The causal link between justice and sustainable development is global access to the former without prejudice. The concept of justice conflates the principles of fairness and equity. A just and equitable society is one which prioritises, among other things, equal access to education, zero tolerance for discrimination against women and girls, non-discriminatory laws and policies, and education on human rights.  

My primary agenda as Chief Prosecutor was to ensure that victims of international crimes were given access to justice. I was certainly met with adamant resistance; needless to recall all the details. The reluctance and rejection of the ICC jurisdiction also contributes to the denial of justice, especially where national systems are unwilling and unable to dispense justice. This is a tool politicians and governments use to prosper their own agenda, even when allegedly committing atrocity crimes.  

Accessibility to forms of redress is a crucial aspect of sustainable development when it comes to justice. During my time at the ICC, one of the main challenges the Court faced, and may continue to face, is dissemination of knowledge about the Court’s jurisdictional parameters and function. 

The ICC is a court of last resort. It is an extension of national judicial systems in the fight to end impunity. The Office of the Prosecutor liaises with domestic systems by encouraging and supporting, in the context of its core activities, genuine national proceedings, and dialogue with States. 

The ICC is not designed to replace national systems, nor is it designed to take over what is primarily their responsibility to investigate and prosecute serious crimes of international concern. It is therefore important that at the national and regional levels, awareness is raised about how strong institutions working in collaboration can produce better outcomes in the fight against injustice.

Various campaigns labelled the ICC as a “white man’s court” on the false premise that the Court targets African countries and leaders, but not their global counterparts. This fallacious and unjustifiable claim pushed some African States to attempt to withdraw from the Rome Statute. However, it must be said that there can never be an excuse for impunity. Victims should never be re-victimised.

What surprised me the most about the above events was the lack of discussion around justice for victims of these alleged crimes. The failure to centre victims when seeking justice, can deter this critical debate from the essential. 

Your excellencies, ladies and gentlemen, dear friends, let me CONCLUDE.

There is more work to be done. We MUST pursue peace by upholding the rule of law through strong institutions, and strive towards a more just world. 

I remember hearing stories of how Madiba reacted to maltreatment by prison personnel, saying:

General, I want to say one thing to you, you are a general on the other side while I am a commander on this side. When we have fought it out and reduced our country to ashes, it would still be necessary for one to accept the surrender from the other – whoever wins or whoever loses, but how we would behave at that moment of surrender would be determined by how we have treated each other now …”
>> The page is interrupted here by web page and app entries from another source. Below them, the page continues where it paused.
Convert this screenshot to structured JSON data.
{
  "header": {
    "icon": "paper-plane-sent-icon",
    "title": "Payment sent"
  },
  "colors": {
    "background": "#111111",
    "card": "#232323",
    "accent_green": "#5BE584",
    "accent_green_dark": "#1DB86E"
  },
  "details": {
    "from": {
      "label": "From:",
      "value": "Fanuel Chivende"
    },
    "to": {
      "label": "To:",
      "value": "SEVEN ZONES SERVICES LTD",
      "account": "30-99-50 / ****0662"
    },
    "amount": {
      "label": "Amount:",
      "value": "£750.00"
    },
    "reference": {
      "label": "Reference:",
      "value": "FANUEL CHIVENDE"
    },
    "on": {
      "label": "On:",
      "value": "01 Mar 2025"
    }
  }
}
Only someone with such integrity and foresight could sustain Madiba’s frame of mind. He understood that burning bridges, while always an option, was not a viable alternative in the given circumstance. Preserving these ideologies, as effectuated by the work of the Nelson Mandela Foundation, defines how we recount history on our own terms, and shape young minds of today for tomorrow. 

So, I implore us to ponder the bigger picture and embrace the goal of peace, justice and sustainable development within the framework of strong institutions. 

Let me end by asking, what is YOUR contribution to sustainable development?

We must remember and uphold our collective and individual roles and responsibilities as active citizens of the globe. How we choose to come together in solidarity, to build systems of accountability that strive towards peace and justice, can truly forge transgenerational impact and sustainable change. Again I quote Mandela as he said, this great rock of QUNU: “It is in your hands to make a difference.”

That’s what he said. And for us, ladies and gentlemen, I do acknowledge that much work has been done, but there are miles to go still, before we sleep.

Thank you.